Even Krusty’s fate of never giving one-millionth of a crap about artistic integrity ever again lands more gently than usual, as he and Maron find out that The Sands Of Space (handed over to liberate Homer) has become a Mexican cult classic (entitled El Bozo Loco). Even though Krusty waves off the rhapsodic Maron’s attempt to graft an uplifting coda to the story of his one, true, pure artistic endeavor turning out to be a forgotten, space-bound Mexican version of The Room, Maron’s description of the nobility of Krusty’s overreaching folly still leaves them bathed in the tiny Mexican movie theater’s warm glow. Like the rest of the almost-but-not-quite “The Clown Stays In The Picture,” this late-game Simpsons outing is a heartening glimpse of inventiveness, and improbable near-success, in defiance of show biz machinery.
- “That’s off limits, soul patch!”
- The studio head, after fobbing off Krusty with a no-budget The Sands Of Space, gloats, “Now we can make all the dog-cop movies they want—two more!”
- The ancient director boasts that he’s been making movies “since they were called ‘stillies.’”
- The Sands Of Space apparently co-starred Judd Nelson (who wouldn’t come out of his trailer), and Christian Slater (who wouldn’t go into his trailer). It was also in negotiations for an end-credits song from Peabo Bryson, but Peabo was notoriously hard to pin down.

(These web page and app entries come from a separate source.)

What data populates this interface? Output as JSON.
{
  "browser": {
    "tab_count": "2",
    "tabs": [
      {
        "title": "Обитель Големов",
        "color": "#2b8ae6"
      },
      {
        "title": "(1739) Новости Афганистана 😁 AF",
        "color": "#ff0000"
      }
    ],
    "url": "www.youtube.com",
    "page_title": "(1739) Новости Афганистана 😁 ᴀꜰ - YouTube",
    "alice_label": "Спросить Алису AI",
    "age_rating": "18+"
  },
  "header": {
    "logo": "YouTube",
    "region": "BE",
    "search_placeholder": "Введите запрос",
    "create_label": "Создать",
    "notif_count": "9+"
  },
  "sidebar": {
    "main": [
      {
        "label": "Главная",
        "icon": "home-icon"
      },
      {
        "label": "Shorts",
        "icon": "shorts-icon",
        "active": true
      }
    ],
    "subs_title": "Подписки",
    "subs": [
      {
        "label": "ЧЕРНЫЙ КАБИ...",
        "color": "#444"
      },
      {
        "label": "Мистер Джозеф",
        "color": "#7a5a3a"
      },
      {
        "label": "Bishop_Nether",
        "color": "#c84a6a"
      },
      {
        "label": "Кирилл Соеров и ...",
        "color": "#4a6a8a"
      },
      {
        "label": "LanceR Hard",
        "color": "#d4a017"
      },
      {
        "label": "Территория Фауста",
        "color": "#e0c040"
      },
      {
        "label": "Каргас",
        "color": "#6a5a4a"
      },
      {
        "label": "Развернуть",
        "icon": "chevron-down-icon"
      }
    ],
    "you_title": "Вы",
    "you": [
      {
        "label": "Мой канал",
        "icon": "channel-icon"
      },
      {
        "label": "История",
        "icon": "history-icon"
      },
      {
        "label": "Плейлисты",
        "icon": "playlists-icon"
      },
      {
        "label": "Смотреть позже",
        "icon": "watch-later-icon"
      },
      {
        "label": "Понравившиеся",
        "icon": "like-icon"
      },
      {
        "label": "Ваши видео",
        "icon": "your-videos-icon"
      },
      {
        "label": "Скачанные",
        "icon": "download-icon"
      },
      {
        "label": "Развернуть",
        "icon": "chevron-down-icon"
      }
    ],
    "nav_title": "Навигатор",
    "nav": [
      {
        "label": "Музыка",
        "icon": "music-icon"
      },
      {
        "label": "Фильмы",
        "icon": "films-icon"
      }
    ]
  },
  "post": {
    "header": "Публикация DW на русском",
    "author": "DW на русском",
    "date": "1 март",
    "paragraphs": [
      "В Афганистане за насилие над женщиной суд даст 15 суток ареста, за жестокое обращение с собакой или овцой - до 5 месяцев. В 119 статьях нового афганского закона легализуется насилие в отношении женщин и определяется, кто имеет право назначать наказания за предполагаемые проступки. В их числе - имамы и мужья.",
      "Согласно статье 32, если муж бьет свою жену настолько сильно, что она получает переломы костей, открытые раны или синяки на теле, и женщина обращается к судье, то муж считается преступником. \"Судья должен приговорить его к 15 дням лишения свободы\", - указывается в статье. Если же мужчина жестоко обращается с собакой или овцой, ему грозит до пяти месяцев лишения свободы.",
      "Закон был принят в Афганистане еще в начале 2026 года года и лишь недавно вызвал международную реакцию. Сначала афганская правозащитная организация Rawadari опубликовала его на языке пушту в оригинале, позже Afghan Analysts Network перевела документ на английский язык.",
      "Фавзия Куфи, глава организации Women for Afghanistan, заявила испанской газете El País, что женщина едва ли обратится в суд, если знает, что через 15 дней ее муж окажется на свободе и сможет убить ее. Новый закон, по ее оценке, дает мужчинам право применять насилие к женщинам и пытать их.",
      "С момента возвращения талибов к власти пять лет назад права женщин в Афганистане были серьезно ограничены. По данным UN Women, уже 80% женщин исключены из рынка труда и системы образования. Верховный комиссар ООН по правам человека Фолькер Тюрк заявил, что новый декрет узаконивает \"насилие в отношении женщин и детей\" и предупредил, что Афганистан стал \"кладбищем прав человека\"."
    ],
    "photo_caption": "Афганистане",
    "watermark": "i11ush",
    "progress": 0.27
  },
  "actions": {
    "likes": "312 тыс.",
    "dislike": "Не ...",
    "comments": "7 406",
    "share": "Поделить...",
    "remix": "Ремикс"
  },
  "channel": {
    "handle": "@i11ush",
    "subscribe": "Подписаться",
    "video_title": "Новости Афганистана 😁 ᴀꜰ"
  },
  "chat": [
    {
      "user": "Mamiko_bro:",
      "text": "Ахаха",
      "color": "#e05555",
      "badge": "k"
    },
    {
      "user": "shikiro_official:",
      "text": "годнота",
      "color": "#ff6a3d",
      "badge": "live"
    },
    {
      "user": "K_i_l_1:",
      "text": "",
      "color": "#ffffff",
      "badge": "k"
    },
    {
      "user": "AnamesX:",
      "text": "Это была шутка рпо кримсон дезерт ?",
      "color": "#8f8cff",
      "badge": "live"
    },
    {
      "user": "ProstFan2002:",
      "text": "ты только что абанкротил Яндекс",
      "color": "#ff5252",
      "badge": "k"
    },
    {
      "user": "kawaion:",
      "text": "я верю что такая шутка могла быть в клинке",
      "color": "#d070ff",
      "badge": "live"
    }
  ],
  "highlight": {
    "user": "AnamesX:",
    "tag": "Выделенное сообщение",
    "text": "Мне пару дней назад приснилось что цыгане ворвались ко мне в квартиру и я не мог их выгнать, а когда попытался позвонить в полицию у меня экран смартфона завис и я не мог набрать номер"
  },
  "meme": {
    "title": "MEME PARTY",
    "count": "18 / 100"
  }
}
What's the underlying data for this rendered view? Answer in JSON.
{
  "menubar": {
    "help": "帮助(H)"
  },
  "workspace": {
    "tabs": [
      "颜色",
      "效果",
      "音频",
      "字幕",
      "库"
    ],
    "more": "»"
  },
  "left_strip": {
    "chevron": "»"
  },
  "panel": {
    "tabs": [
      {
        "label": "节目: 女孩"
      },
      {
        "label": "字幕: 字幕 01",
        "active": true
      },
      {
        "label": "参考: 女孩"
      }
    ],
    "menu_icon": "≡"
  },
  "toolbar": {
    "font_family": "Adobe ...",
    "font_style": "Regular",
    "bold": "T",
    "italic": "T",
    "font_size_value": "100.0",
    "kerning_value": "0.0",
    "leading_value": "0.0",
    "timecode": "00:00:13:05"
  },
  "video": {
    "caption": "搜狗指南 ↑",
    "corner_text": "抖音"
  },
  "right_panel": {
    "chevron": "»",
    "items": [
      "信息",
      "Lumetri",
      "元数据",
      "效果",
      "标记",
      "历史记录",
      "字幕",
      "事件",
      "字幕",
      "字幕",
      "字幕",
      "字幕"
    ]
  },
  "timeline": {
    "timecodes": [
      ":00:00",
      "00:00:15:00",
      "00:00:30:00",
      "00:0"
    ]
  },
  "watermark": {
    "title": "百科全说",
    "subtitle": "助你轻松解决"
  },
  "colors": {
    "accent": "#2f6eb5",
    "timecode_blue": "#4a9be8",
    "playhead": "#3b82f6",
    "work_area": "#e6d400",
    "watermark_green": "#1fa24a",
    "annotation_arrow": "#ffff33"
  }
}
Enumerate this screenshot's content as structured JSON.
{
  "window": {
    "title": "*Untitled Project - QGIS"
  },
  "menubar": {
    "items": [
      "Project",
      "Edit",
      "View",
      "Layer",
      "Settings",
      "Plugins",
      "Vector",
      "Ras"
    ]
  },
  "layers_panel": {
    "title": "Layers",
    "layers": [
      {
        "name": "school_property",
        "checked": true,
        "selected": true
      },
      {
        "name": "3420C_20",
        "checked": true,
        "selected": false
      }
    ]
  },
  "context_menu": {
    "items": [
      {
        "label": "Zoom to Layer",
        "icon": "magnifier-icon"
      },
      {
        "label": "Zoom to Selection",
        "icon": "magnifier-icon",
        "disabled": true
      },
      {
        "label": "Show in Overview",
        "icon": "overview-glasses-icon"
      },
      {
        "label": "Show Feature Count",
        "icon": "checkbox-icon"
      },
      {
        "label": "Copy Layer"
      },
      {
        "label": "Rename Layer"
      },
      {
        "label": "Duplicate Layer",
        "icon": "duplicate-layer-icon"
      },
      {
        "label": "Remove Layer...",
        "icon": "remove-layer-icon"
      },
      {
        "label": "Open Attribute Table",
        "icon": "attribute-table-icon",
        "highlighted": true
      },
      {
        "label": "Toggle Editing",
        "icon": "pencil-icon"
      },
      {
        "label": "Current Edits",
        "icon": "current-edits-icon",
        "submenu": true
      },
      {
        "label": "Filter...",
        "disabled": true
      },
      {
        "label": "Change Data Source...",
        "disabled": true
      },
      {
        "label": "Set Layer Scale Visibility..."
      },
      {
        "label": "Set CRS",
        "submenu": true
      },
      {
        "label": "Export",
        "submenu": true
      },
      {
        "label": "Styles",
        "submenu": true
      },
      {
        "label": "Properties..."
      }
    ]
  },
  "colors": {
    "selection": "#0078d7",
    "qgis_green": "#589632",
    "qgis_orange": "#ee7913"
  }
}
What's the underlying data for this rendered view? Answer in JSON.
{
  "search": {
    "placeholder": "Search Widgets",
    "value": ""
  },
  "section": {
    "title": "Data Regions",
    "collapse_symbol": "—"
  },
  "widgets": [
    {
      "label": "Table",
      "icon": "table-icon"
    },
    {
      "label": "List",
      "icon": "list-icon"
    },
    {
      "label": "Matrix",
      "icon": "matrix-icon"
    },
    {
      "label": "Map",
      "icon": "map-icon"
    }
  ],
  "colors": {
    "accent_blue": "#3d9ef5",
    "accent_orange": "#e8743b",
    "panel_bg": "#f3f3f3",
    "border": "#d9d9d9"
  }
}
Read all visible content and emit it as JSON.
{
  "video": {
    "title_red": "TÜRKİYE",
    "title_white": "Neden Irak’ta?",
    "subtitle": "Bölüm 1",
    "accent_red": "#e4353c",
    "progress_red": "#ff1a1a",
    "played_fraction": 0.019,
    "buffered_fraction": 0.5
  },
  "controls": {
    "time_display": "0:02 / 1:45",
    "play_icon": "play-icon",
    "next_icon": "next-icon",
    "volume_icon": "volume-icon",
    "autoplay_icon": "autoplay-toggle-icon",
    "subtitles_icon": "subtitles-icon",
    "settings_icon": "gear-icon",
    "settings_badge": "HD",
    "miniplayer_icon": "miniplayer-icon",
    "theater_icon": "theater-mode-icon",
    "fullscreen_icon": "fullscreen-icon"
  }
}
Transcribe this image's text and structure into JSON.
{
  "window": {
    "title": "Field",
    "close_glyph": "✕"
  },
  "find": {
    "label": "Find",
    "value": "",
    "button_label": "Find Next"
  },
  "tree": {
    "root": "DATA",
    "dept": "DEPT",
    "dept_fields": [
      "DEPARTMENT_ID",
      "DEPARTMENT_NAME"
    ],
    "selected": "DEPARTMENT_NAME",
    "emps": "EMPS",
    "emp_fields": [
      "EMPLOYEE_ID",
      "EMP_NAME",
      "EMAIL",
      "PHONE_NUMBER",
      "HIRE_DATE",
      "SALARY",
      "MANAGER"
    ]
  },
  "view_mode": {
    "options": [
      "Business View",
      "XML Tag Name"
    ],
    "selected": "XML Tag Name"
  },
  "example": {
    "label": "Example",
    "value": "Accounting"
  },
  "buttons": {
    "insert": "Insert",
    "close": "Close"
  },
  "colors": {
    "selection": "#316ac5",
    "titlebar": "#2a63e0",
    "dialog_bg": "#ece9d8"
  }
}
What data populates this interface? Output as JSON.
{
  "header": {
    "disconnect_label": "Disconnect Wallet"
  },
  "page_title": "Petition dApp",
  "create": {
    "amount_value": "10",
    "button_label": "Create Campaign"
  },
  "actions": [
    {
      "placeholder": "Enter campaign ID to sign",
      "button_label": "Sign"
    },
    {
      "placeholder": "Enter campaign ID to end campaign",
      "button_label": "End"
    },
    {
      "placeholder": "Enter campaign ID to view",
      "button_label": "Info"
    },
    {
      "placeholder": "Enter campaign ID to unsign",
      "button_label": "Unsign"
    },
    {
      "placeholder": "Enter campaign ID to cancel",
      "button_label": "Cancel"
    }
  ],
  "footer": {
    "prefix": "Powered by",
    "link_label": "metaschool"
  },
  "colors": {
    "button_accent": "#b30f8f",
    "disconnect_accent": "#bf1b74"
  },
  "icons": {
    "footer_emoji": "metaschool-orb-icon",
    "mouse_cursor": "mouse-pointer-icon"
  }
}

- The episode is dedicated to Simpsons production manager Trista Navarro, who died earlier this month.